Multiple psychological studies, some going back as far as 1927, back this up. But here’s the gist: When you tell someone about your goal, you get a sense of satisfaction and even a little tingling sense of achievement. Your mind becomes somewhat content, as if you’ve already achieved that goal. Announcing the goal makes you feel closer to achieving it even though you haven’t actually done any work yet.
Psychologists call this a problem of “social reality” or “social acknowledgment.” You’ve identified with an end goal and get a little smug about the thing you haven’t done yet. Now you’re less likely to do the work. This is also known as having a premature sense of completeness.
Imagine the guy with the Tapout shirt telling everyone he’s going to be an MMA champ. Makes him feel like a badass. He’s already adopted that identity in his mind, and well, he’s got the T-shirt! Problem is, he’s never even trained for it, doesn’t know even one martial art much less a mixed variety, and he’s horribly out of shape. Socially and mentally he’s a mixed martial artist. In reality, he’s just a fan with delusions of grandeur and bad taste in T-shirts.
A Better Method
First, you can keep your mouth shut. Resist the urge to talk about your goal. Delay the sense of gratification. Be the person that achieves cool things, not the person who talks about achieving cool things and never does. Or do as Derek Sivers says: go ahead and talk about your goal but do so in way that doesn’t give you much satisfaction. Two examples:
My goal is to stop drinking sodas. It’s going to suck.
My goal is to bench press 400 pounds. It’ll take a year or more of intense effort and smart programming.
Or Maybe Other People Just Suck
Another problem: people are assholes. Or at least a lot of them are. They’re dealing with their own inner whirlwind of doubts and insecurities, and when someone decides to do something great, well, that hurts their wittle feelings.
They usually won’t blatantly discourage your aspirations, but they will do it in more subtle ways: little comments or small actions that cause you to waver. Tell your coworker your goal is to lose ten pounds and sure enough she’ll shove a cookie in your face the next week because, “You deserve a reward.” The bitch.
Better to keep your mouth closed, do your thing, and celebrate your actual achievements, not your make-believe good intentions.
Tony Poggiali opines…
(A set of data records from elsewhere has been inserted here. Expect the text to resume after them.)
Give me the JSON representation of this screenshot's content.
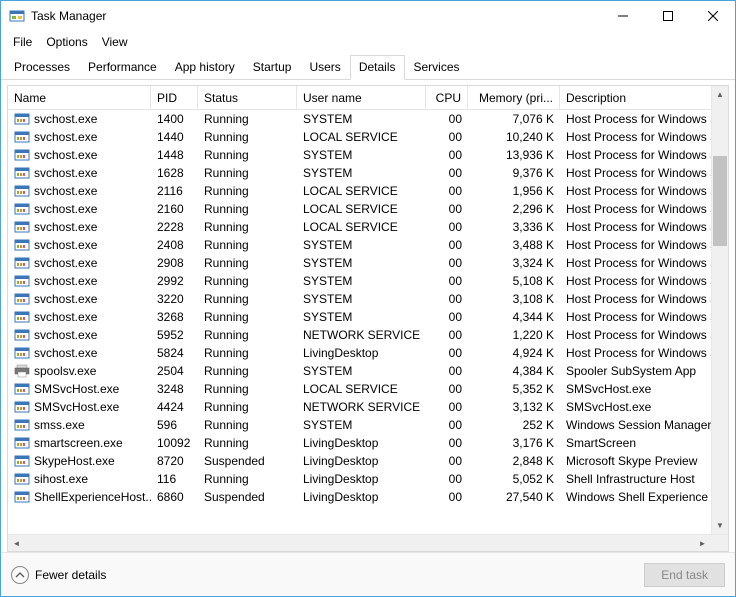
{
  "window": {
    "title": "Task Manager"
  },
  "menu": {
    "file": "File",
    "options": "Options",
    "view": "View"
  },
  "tabs": {
    "processes": "Processes",
    "performance": "Performance",
    "app_history": "App history",
    "startup": "Startup",
    "users": "Users",
    "details": "Details",
    "services": "Services",
    "active": "Details"
  },
  "columns": {
    "name": "Name",
    "pid": "PID",
    "status": "Status",
    "user": "User name",
    "cpu": "CPU",
    "memory": "Memory (pri...",
    "description": "Description"
  },
  "rows": [
    {
      "name": "svchost.exe",
      "pid": "1400",
      "status": "Running",
      "user": "SYSTEM",
      "cpu": "00",
      "mem": "7,076 K",
      "desc": "Host Process for Windows Serv",
      "icon": "exe"
    },
    {
      "name": "svchost.exe",
      "pid": "1440",
      "status": "Running",
      "user": "LOCAL SERVICE",
      "cpu": "00",
      "mem": "10,240 K",
      "desc": "Host Process for Windows Serv",
      "icon": "exe"
    },
    {
      "name": "svchost.exe",
      "pid": "1448",
      "status": "Running",
      "user": "SYSTEM",
      "cpu": "00",
      "mem": "13,936 K",
      "desc": "Host Process for Windows Serv",
      "icon": "exe"
    },
    {
      "name": "svchost.exe",
      "pid": "1628",
      "status": "Running",
      "user": "SYSTEM",
      "cpu": "00",
      "mem": "9,376 K",
      "desc": "Host Process for Windows Serv",
      "icon": "exe"
    },
    {
      "name": "svchost.exe",
      "pid": "2116",
      "status": "Running",
      "user": "LOCAL SERVICE",
      "cpu": "00",
      "mem": "1,956 K",
      "desc": "Host Process for Windows Serv",
      "icon": "exe"
    },
    {
      "name": "svchost.exe",
      "pid": "2160",
      "status": "Running",
      "user": "LOCAL SERVICE",
      "cpu": "00",
      "mem": "2,296 K",
      "desc": "Host Process for Windows Serv",
      "icon": "exe"
    },
    {
      "name": "svchost.exe",
      "pid": "2228",
      "status": "Running",
      "user": "LOCAL SERVICE",
      "cpu": "00",
      "mem": "3,336 K",
      "desc": "Host Process for Windows Serv",
      "icon": "exe"
    },
    {
      "name": "svchost.exe",
      "pid": "2408",
      "status": "Running",
      "user": "SYSTEM",
      "cpu": "00",
      "mem": "3,488 K",
      "desc": "Host Process for Windows Serv",
      "icon": "exe"
    },
    {
      "name": "svchost.exe",
      "pid": "2908",
      "status": "Running",
      "user": "SYSTEM",
      "cpu": "00",
      "mem": "3,324 K",
      "desc": "Host Process for Windows Serv",
      "icon": "exe"
    },
    {
      "name": "svchost.exe",
      "pid": "2992",
      "status": "Running",
      "user": "SYSTEM",
      "cpu": "00",
      "mem": "5,108 K",
      "desc": "Host Process for Windows Serv",
      "icon": "exe"
    },
    {
      "name": "svchost.exe",
      "pid": "3220",
      "status": "Running",
      "user": "SYSTEM",
      "cpu": "00",
      "mem": "3,108 K",
      "desc": "Host Process for Windows Serv",
      "icon": "exe"
    },
    {
      "name": "svchost.exe",
      "pid": "3268",
      "status": "Running",
      "user": "SYSTEM",
      "cpu": "00",
      "mem": "4,344 K",
      "desc": "Host Process for Windows Serv",
      "icon": "exe"
    },
    {
      "name": "svchost.exe",
      "pid": "5952",
      "status": "Running",
      "user": "NETWORK SERVICE",
      "cpu": "00",
      "mem": "1,220 K",
      "desc": "Host Process for Windows Serv",
      "icon": "exe"
    },
    {
      "name": "svchost.exe",
      "pid": "5824",
      "status": "Running",
      "user": "LivingDesktop",
      "cpu": "00",
      "mem": "4,924 K",
      "desc": "Host Process for Windows Serv",
      "icon": "exe"
    },
    {
      "name": "spoolsv.exe",
      "pid": "2504",
      "status": "Running",
      "user": "SYSTEM",
      "cpu": "00",
      "mem": "4,384 K",
      "desc": "Spooler SubSystem App",
      "icon": "printer"
    },
    {
      "name": "SMSvcHost.exe",
      "pid": "3248",
      "status": "Running",
      "user": "LOCAL SERVICE",
      "cpu": "00",
      "mem": "5,352 K",
      "desc": "SMSvcHost.exe",
      "icon": "exe"
    },
    {
      "name": "SMSvcHost.exe",
      "pid": "4424",
      "status": "Running",
      "user": "NETWORK SERVICE",
      "cpu": "00",
      "mem": "3,132 K",
      "desc": "SMSvcHost.exe",
      "icon": "exe"
    },
    {
      "name": "smss.exe",
      "pid": "596",
      "status": "Running",
      "user": "SYSTEM",
      "cpu": "00",
      "mem": "252 K",
      "desc": "Windows Session Manager",
      "icon": "exe"
    },
    {
      "name": "smartscreen.exe",
      "pid": "10092",
      "status": "Running",
      "user": "LivingDesktop",
      "cpu": "00",
      "mem": "3,176 K",
      "desc": "SmartScreen",
      "icon": "exe"
    },
    {
      "name": "SkypeHost.exe",
      "pid": "8720",
      "status": "Suspended",
      "user": "LivingDesktop",
      "cpu": "00",
      "mem": "2,848 K",
      "desc": "Microsoft Skype Preview",
      "icon": "exe"
    },
    {
      "name": "sihost.exe",
      "pid": "116",
      "status": "Running",
      "user": "LivingDesktop",
      "cpu": "00",
      "mem": "5,052 K",
      "desc": "Shell Infrastructure Host",
      "icon": "exe"
    },
    {
      "name": "ShellExperienceHost....",
      "pid": "6860",
      "status": "Suspended",
      "user": "LivingDesktop",
      "cpu": "00",
      "mem": "27,540 K",
      "desc": "Windows Shell Experience Hos",
      "icon": "exe"
    }
  ],
  "footer": {
    "fewer": "Fewer details",
    "endtask": "End task"
  }
}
I have written goals off and on for the better part of three decades. I can’t unequivocally say that writing them down had lead to a better year any more than NOT writing down lead to a bad year. Ambition comes from different sources, some written, some thought about, some at the beginning of a year, some in the middle of traffic. The point is striving toward something that leads to something! Just because you feel warm and fuzzy about your bucket list for 2016 doesn’t mean anything unless you go forth and produce. However, it may be the kick in the ass you need when you take time to write specific, tangible, and realistic goals/accomplishments/objectives and refer to them often to track your progress.
I don’t have a strong opinion either way as different people are wired to be “writers” and others “thinkers” or some combination of both. Whatever mode you choose, embrace it and make it mean something!
What are your thoughts for next year? Write down goals? Keep them to yourself? Tell everyone so you are accountable?
PS The Challenge is right the corner, so maybe that is the kickstart you need!